What the exercise asks. Repeat, word for word, all the data that follows, and exclude the pictures.

Given records.
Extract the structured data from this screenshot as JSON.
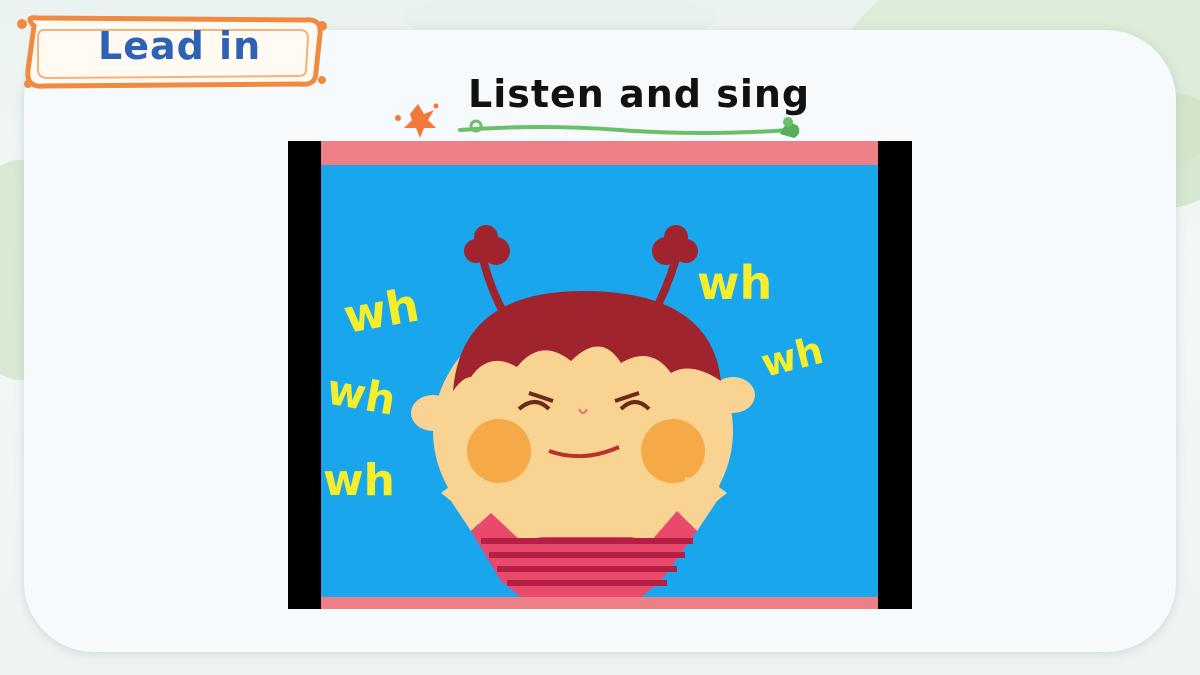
{
  "header": {
    "badge_label": "Lead in"
  },
  "slide": {
    "title": "Listen and sing"
  },
  "video": {
    "words": [
      "wh",
      "wh",
      "wh",
      "wh",
      "wh"
    ]
  },
  "colors": {
    "badge_text": "#2e63b4",
    "badge_border": "#f08a40",
    "video_bg": "#1aa6ec",
    "frame_band": "#ef7f86",
    "letters": "#f4ee2c"
  }
}
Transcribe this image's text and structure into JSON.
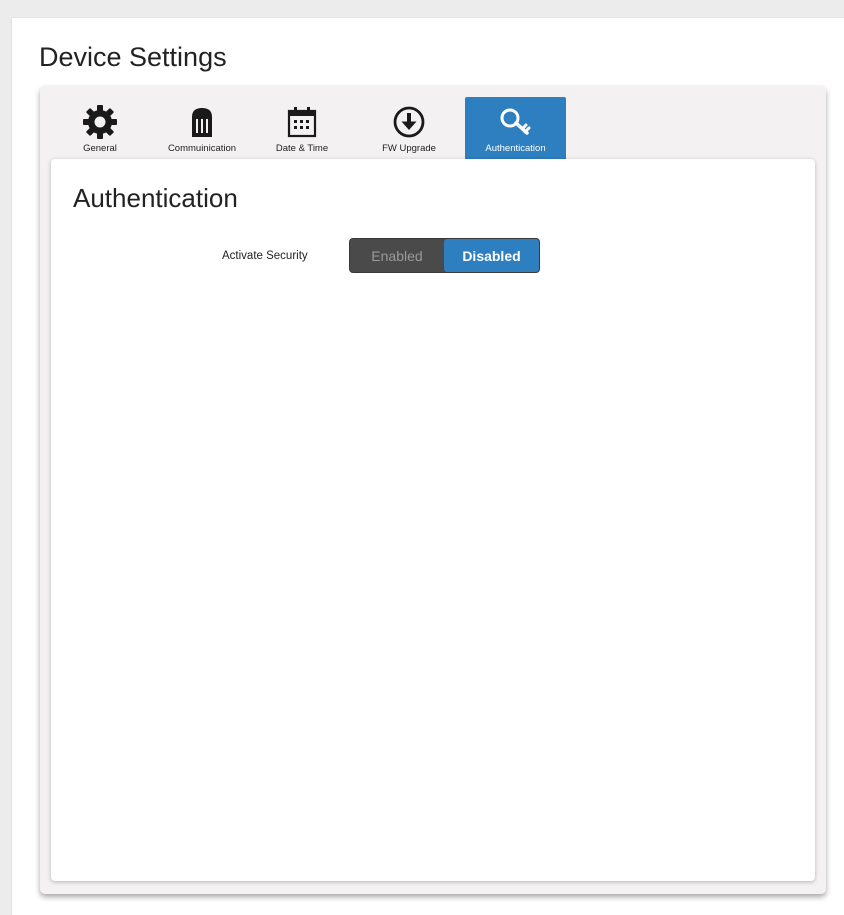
{
  "page": {
    "title": "Device Settings"
  },
  "tabs": [
    {
      "label": "General",
      "icon": "gear-icon",
      "active": false
    },
    {
      "label": "Commuinication",
      "icon": "connector-icon",
      "active": false
    },
    {
      "label": "Date & Time",
      "icon": "calendar-icon",
      "active": false
    },
    {
      "label": "FW Upgrade",
      "icon": "download-icon",
      "active": false
    },
    {
      "label": "Authentication",
      "icon": "key-icon",
      "active": true
    }
  ],
  "section": {
    "title": "Authentication",
    "activate_security": {
      "label": "Activate Security",
      "options": [
        "Enabled",
        "Disabled"
      ],
      "selected": "Disabled"
    }
  },
  "colors": {
    "accent": "#2d7fc0",
    "toggle_off_bg": "#4a4a4a",
    "panel_bg": "#f3f1f1"
  }
}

Result of the exercise.
Extract the structured data from this screenshot as JSON.
{
  "header": {
    "badge_label": "Lead in"
  },
  "slide": {
    "title": "Listen and sing"
  },
  "video": {
    "words": [
      "wh",
      "wh",
      "wh",
      "wh",
      "wh"
    ]
  },
  "colors": {
    "badge_text": "#2e63b4",
    "badge_border": "#f08a40",
    "video_bg": "#1aa6ec",
    "frame_band": "#ef7f86",
    "letters": "#f4ee2c"
  }
}
Transcribe this image's text and structure into JSON.
{
  "page": {
    "title": "Device Settings"
  },
  "tabs": [
    {
      "label": "General",
      "icon": "gear-icon",
      "active": false
    },
    {
      "label": "Commuinication",
      "icon": "connector-icon",
      "active": false
    },
    {
      "label": "Date & Time",
      "icon": "calendar-icon",
      "active": false
    },
    {
      "label": "FW Upgrade",
      "icon": "download-icon",
      "active": false
    },
    {
      "label": "Authentication",
      "icon": "key-icon",
      "active": true
    }
  ],
  "section": {
    "title": "Authentication",
    "activate_security": {
      "label": "Activate Security",
      "options": [
        "Enabled",
        "Disabled"
      ],
      "selected": "Disabled"
    }
  },
  "colors": {
    "accent": "#2d7fc0",
    "toggle_off_bg": "#4a4a4a",
    "panel_bg": "#f3f1f1"
  }
}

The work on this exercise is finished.